*Task objective:*
Return each line of the listing that has the word "background" in it.

-------

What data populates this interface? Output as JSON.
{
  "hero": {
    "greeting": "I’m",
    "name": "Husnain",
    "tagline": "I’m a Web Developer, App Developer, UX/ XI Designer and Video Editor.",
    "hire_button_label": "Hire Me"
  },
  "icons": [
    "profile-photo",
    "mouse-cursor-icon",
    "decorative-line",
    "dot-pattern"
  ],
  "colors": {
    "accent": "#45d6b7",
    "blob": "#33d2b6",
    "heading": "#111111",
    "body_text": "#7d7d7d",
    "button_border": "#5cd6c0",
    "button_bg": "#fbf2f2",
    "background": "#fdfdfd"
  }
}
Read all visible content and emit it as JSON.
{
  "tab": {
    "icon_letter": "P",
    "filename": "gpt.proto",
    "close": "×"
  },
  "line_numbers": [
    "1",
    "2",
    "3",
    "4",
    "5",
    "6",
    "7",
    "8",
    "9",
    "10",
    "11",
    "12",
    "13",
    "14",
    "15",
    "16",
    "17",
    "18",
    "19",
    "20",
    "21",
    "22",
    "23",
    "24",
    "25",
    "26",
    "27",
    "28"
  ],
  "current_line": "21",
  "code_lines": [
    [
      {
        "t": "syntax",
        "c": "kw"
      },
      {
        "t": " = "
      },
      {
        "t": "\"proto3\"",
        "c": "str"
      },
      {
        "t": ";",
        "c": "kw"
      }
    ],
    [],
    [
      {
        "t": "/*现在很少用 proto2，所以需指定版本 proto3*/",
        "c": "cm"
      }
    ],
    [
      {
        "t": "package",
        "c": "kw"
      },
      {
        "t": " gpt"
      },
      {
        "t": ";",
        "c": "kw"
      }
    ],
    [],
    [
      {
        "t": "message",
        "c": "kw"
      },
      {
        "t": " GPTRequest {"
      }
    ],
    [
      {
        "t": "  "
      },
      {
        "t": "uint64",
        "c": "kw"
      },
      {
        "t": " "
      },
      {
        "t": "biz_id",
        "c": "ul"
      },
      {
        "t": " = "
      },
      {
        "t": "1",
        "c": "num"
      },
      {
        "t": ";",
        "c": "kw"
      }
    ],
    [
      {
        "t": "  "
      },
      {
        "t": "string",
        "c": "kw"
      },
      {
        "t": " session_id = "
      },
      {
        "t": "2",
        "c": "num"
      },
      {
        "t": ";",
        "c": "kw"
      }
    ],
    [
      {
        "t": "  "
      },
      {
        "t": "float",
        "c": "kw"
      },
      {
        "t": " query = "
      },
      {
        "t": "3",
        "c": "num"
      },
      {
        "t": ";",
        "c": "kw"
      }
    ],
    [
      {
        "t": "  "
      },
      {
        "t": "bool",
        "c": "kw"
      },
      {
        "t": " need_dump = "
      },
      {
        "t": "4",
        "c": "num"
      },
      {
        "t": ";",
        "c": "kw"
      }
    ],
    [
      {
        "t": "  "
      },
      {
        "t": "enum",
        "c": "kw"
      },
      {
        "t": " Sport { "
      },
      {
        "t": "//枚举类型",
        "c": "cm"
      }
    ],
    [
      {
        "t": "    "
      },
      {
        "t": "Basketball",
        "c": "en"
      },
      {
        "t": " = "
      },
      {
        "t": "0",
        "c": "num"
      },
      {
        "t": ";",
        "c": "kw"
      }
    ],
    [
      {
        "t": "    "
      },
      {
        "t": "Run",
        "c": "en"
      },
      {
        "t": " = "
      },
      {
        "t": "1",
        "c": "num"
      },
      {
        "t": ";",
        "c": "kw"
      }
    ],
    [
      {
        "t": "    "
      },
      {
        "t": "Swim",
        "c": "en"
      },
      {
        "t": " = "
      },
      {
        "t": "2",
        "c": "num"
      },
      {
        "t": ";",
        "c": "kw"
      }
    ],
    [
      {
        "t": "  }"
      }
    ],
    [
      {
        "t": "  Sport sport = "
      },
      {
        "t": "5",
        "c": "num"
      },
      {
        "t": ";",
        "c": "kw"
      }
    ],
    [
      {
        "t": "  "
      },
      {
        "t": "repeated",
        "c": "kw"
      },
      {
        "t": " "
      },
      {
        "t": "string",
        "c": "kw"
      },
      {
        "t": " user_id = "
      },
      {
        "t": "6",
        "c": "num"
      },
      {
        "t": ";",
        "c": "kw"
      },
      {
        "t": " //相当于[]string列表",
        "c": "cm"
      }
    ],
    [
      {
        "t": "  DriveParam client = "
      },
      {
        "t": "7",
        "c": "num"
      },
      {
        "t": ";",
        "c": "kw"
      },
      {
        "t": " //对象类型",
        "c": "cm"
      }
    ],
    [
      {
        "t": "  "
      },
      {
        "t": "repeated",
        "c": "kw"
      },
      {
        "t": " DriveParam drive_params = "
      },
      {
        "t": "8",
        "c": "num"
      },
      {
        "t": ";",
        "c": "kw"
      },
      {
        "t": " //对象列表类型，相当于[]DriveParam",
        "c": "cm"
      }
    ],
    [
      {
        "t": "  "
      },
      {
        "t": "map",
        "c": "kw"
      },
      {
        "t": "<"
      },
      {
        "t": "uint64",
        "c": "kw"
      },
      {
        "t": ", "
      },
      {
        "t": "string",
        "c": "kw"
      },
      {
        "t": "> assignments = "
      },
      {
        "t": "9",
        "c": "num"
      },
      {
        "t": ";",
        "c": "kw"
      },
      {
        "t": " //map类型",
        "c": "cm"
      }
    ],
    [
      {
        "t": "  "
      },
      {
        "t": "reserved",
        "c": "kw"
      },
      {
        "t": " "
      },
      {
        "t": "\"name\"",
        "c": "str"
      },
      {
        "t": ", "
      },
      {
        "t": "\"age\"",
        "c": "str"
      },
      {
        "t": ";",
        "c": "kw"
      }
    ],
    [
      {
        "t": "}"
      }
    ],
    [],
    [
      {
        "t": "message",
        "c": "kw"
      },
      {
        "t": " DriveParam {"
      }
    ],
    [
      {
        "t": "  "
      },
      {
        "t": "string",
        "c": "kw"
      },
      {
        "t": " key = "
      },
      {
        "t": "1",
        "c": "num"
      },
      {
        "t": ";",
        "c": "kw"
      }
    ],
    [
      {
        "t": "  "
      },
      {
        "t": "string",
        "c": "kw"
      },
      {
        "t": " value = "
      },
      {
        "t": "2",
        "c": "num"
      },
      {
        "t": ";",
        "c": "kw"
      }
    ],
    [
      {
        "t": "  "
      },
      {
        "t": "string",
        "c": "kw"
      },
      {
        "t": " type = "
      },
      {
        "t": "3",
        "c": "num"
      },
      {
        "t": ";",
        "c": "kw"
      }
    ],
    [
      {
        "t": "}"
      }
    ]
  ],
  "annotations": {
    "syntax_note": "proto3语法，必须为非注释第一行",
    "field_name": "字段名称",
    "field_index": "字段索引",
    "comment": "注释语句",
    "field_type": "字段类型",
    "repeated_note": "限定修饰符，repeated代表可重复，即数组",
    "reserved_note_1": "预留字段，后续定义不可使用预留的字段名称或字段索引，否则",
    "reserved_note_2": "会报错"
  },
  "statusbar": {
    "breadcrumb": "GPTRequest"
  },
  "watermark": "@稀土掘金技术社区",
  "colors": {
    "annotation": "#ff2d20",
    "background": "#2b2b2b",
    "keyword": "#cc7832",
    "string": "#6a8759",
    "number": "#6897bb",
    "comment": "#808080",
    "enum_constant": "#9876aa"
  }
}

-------

*Solved exercise:*
    "background": "#fdfdfd"
    "background": "#2b2b2b",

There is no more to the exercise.